  • The "Acoustic Version" was more correctly the "Acoustic Mix" and was created using the studio guitar & vocal tracks and adding specially arranged string orchestration. An alternative live acoustic performance was recorded at the 15 May "No Ordinary Tour" live performance at Tower Records in Hollywood, which was simulcast to Hard Rock Cafés around the world. This live version was found on a number of "Ordinary World" releases outside the UK, most notably the Canadian and American cassette single and featured additional musicians, Gerry L and AD'A. It would eventually be released in the UK on the first CD single for "Come Undone".[4]
  • The "AC Edit" was featured on a US promo CD that came packaged with the Decade album.
  • A live version recorded on Simon Mayo's Radio 1 show featured as a B-side to the band's later 1995 single "White Lines".
  • An extended version recorded at Sony Studios in New York City for Hard Rock Live was included on a promotional 2-track CD in June 2000 by the band's new label Hollywood Records, running at 6:08.
  • Live version released on 'From Mediterranea With Love' a promotional EP digital release in December 2010

Other appearances[edit]

Apart from the single, "Ordinary World" has also appeared on :

Albums:

Singles:

EPs:

Track listings[edit]

Charts[edit]

Cover versions[edit]

"Ordinary World"
Single by Aurora featuring Naimee Coleman
from the album Dreaming
Released 2000
Format CD single
Recorded 1998
Genre Progressive house/Progressive trance
Length 4:26
Label U-Music
Virgin
Writer(s) Duran Duran
Aurora chronology
"Hear You Calling"
(1999)
"Ordinary World"
(2000)
"The Day It Rained Forever"
(2000)

References[edit]
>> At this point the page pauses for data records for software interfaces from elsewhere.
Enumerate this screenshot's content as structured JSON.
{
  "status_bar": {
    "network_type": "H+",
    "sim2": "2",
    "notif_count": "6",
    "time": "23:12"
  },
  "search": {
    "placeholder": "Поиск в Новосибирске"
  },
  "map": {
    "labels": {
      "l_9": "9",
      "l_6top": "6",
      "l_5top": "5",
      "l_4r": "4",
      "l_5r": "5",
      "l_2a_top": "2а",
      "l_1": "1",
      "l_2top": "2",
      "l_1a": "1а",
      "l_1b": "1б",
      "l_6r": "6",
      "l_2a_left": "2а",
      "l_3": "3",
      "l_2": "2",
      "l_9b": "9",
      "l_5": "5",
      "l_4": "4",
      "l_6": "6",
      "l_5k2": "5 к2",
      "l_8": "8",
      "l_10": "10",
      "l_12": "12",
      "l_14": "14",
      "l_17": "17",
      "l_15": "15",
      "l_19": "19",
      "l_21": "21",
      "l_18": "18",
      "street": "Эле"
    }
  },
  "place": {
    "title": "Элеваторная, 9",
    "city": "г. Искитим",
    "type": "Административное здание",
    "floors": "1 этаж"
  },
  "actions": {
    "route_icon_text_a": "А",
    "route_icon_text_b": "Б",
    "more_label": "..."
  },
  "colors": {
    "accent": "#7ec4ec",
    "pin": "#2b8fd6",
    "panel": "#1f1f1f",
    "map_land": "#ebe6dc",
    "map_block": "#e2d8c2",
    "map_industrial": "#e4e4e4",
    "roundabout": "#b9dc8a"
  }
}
  1. ^ Donald A. Guarisco. "Ordinary World: Song Review". AllMusic. Retrieved 12 January 2014. 
  2. ^ Richard John. "Duran's new tour to feature surprises". Canoe.ca. Retrieved 12 January 2014. 
  3. ^ Tom McClintock's Duran Duran discography PDF (216 KB)
  4. ^ The Duran Duran Timeline: 1993
  5. ^ a b c d e f "Ordinary World", in various singles charts Lescharts.com (Retrieved 7 April 2008)
  6. ^ "Single top 100 over 1993" (PDF) (in Dutch). Top40. Retrieved 15 April 2010. 
  7. ^ "Duran Duran singles, German Singles Chart" (in German). musicline. Retrieved 17 April 2010. 
  8. ^ Irish Single Chart Irishcharts.ie (Retrieved 7 April 2008)
  9. ^ Italian Single Chart Hit parade Italia (Retrieved 30 May 2008)
  10. ^ UK Singles Chart Chartstats.com (Retrieved 7 April 2008)
  11. ^ a b c d Billboard Allmusic.com (Retrieved 5 September 2008)
  12. ^ "Billboard Top 100 - 1993". Retrieved 2010-08-27. 
  13. ^ U.S. certifications, database riaa.com (Retrieved 5 September 2008)

External links[edit]